For this article, though, we point to Boston Market’s sites and social media accounts. For days they blaring “Happy Thanksgiving” messages. In addition, they promoted Christmas turkey specials despite the brand’s awful situation.

The Kill Switch

One way Boston Market could have reduced reputation damage is with a social media kill switch. Such a device quickly halts social media publishing when, for example, during a crisis.

Once a kill switch is activated, the social media team takes direction from crisis communicators.

Options include quickly posting appropriate social content. In many cases this includes an apology.

Some brands prefer to keep social media accounts quiet until a crisis communication plan is ready.

Lighting Dark Sites

Companies that are well-prepared for crisis often have procedures that adapt their sites for grave incidents and crises.

One option is to house pertinent information on a dark site or dark page. These are microsites or webpages that remain hidden from public view until they are deployed, or lighted, shortly after an incident or a crisis occurs.

Sometimes a dark site holds content in advance of lighting. For example, a dark site might contain pre-approved messages, graphics or videos that can help consumers or other stakeholders during an incident or a crisis.

In other cases, the dark site is a placeholder only, standing by to accept information and for deployment instantly when a crisis or incident strikes.

In both cases the time-saving advantages of dark sites for communicators are obvious. Having a series of pre-approved messages ready for quck activation can be a godsend for a PR pro in the midst of a crisis.

Similarly, even when a dark site is an empty shell, awaiting content just prior to deployment, it eliminates several tasks that less-prepared communicators must address during a crisis.

Uses for Anticipated Crises

Once a PR pro accepts the time-saving importance of a dark site or page for crisis preparation, she can add to the tool’s sophistication.

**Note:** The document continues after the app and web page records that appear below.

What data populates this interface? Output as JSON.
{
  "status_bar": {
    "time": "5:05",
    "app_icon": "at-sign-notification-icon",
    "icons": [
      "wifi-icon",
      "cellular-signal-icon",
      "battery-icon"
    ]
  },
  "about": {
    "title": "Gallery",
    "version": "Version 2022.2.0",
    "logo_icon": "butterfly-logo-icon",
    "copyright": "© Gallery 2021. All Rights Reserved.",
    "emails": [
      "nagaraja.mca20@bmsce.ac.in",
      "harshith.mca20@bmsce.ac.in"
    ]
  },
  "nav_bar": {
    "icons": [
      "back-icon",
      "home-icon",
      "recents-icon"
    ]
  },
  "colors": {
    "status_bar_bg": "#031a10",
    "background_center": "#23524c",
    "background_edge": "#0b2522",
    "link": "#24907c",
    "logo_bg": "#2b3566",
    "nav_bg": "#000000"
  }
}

For example, content stored on a dark site can apply to anticipated crises. Oil and gas companies face spills and other emergencies somewhat regularly. Their need to house centralized information hubs that can go live quickly during a crisis makes dark sites a must-have.

Other use-case examples for dark sites include product recalls in the food, medical and auto industries.

Indeed, just about any company that builds products could benefit from having a dark site with general information about recalls. Once the specifics of a situation are known, communicators can tweak pre-approved dark site content just prior to deployment.

Varied Content

In addition to the above examples, there are other versions of dark site content. For example, a dark site could host information about a new product that’s needed as a fix.

Other information loaded to dark site pages could include safety protocols based on anticipated weather events.

Dark sites don’t always need to carry information of a, well, dark nature. Companies can and do create dark sites to house embargoed content about new products or promotions.

Security and off-network sites

Regardless of how dark sites are used, since their content typically is sensitive, security is key. Well-trained and trusted staff or vendors are the only people you want working on them, says Tim Roberts, CEO at Wieck.

And you might consider an off-network partner hosting the site. This way, if there are cyberattacks, information [on the dark site] “is isolated from exposure and [companies] can still operate in the middle of a crisis,” Roberts says.

Still, avoid getting too fancy with a dark site. The most effective ones are simple, easy to navigate and offer clear messages, says Justin Buchbinder, director of social media at FINN Partners.

Dark sites are not intended “to market or brand. They [exist] to provide important information quickly and without frills,” he adds.

Yet you must always consider security. For example, Roberts concedes communicators with modest budgets could adopt a scrappy approach to dark sites. A company could create dark sites with relatively low-security tools. If so, beware of security leaks or accidental publishing, he warns.

Finally, once you’ve lighted your dark site during a crisis make sure you update regularly. Even if your update is ‘Site last updated at...’ And don’t kill your dark site once a crisis dies. Since visitors are used to accessing it, load crisis-related legal information on the site, for example.

Sophie Maerowitz is senior content manager of PRNEWS.